By John McPhaul
Health Secretary Carlos Mellado López announced over the weekend that the agency is ready to administer the third dose of the Pfizer-BioNTech vaccine for COVID-19 to patients over 65, residents and employees of long-term care centers, health professionals, teachers, people from 18 to 64 years old with chronic diseases and those with a higher risk of exposure due to a work environment or institution.
Only those eligible vaccine recipients who completed the full course of the Pfizer vaccine qualify to receive the third, or booster, shot from the same manufacturer.
The occupational risks category includes health professionals, teachers, care center employees and grocery store workers. Institutional risk, meanwhile, includes those who are homeless or incarcerated.
“We are going to continue the vaccination rate as before,” Mellado López said. “We all need to get vaccinated to have the best coverage against the virus at the community level. It is important to remember that people who are authorized and vaccinated with Pfizer do not need to rush to their supplier. This process must be staggered and structured as we have been doing since we began the inoculation process in Puerto Rico.”
The health chief emphasized that patients must wait six months after completing the vaccine series before receiving the booster dose.
Puerto Rico has more than 900 providers of the COVID-19 vaccine, and the distribution plan continues apace, Mellado López said, so that people will have the opportunity to visit their closest or most convenient vaccination center. However, it is recommended that the person who is already eligible to receive the booster dose of the Pfizer-BioNTech vaccine contact the provider where they plan to be vaccinated to validate if they require an appointment and have the vaccine they need available, he noted. They must also present their vaccination card.

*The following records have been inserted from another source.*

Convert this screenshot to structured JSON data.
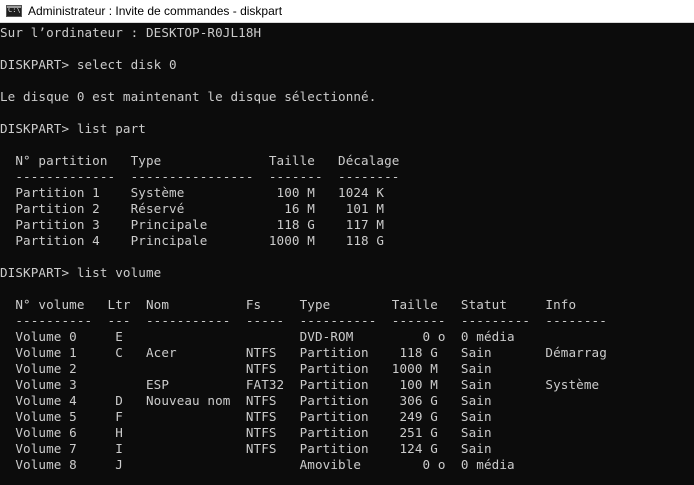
{
  "window": {
    "title": "Administrateur : Invite de commandes - diskpart",
    "icon": "cmd-icon"
  },
  "colors": {
    "background": "#0c0c0c",
    "text": "#cccccc",
    "titlebar": "#ffffff"
  },
  "console": {
    "lines": [
      "Sur l’ordinateur : DESKTOP-R0JL18H",
      "",
      "DISKPART> select disk 0",
      "",
      "Le disque 0 est maintenant le disque sélectionné.",
      "",
      "DISKPART> list part",
      "",
      "  N° partition   Type              Taille   Décalage",
      "  -------------  ----------------  -------  --------",
      "  Partition 1    Système            100 M   1024 K",
      "  Partition 2    Réservé             16 M    101 M",
      "  Partition 3    Principale         118 G    117 M",
      "  Partition 4    Principale        1000 M    118 G",
      "",
      "DISKPART> list volume",
      "",
      "  N° volume   Ltr  Nom          Fs     Type        Taille   Statut     Info",
      "  ----------  ---  -----------  -----  ----------  -------  ---------  --------",
      "  Volume 0     E                       DVD-ROM         0 o  0 média",
      "  Volume 1     C   Acer         NTFS   Partition    118 G   Sain       Démarrag",
      "  Volume 2                      NTFS   Partition   1000 M   Sain",
      "  Volume 3         ESP          FAT32  Partition    100 M   Sain       Système",
      "  Volume 4     D   Nouveau nom  NTFS   Partition    306 G   Sain",
      "  Volume 5     F                NTFS   Partition    249 G   Sain",
      "  Volume 6     H                NTFS   Partition    251 G   Sain",
      "  Volume 7     I                NTFS   Partition    124 G   Sain",
      "  Volume 8     J                       Amovible        0 o  0 média"
    ]
  }
}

The health secretary specified that within the group of 900 providers are those who receive vaccines directly from the Health Department and pharmacies that are part of the Retail Pharmacy Program. People can visit any of the shopping centers that have vaccination clinics, medical offices, hospitals, Diagnostic and Treatment Centers, health care centers, health clinics, community or chain pharmacies, among other providers.
“We remain focused on vaccinating those who don’t have the first dose or second dose,” Mellado López said. “The booster doses are important to control the SARS-coV-2 virus. We must not lower our guard and all those who have not been vaccinated must protect themselves against the virus. We want them vaccinated and protected. Vaccines have been shown to be effective in reducing the risk of serious illness, hospitalization and death. However, COVID-19 is constantly evolving and experts are analyzing all available data to increase protection. This booster dose will help in this population group to reduce the risk of death or serious illness, increase antibodies, and reinforce and prolong the protection provided by the immune system to each person. It is additional management to safeguard and protect people in the coming months. That is why the exercise of reinforcing protection is necessary.”
The secretary added that during the period from Aug. 16 to Sept. 16, 25,198 doses of vaccines directed at third doses for immunosuppressed patients were distributed.
Committee members wait for additional data before extending approval to the rest of the population. People who received the Moderna or Janssen (Johnson & Johnson) vaccine will likely need a booster dose, but this will be determined once the data supports it and Centers for Disease Control and Prevention guidelines recommend it.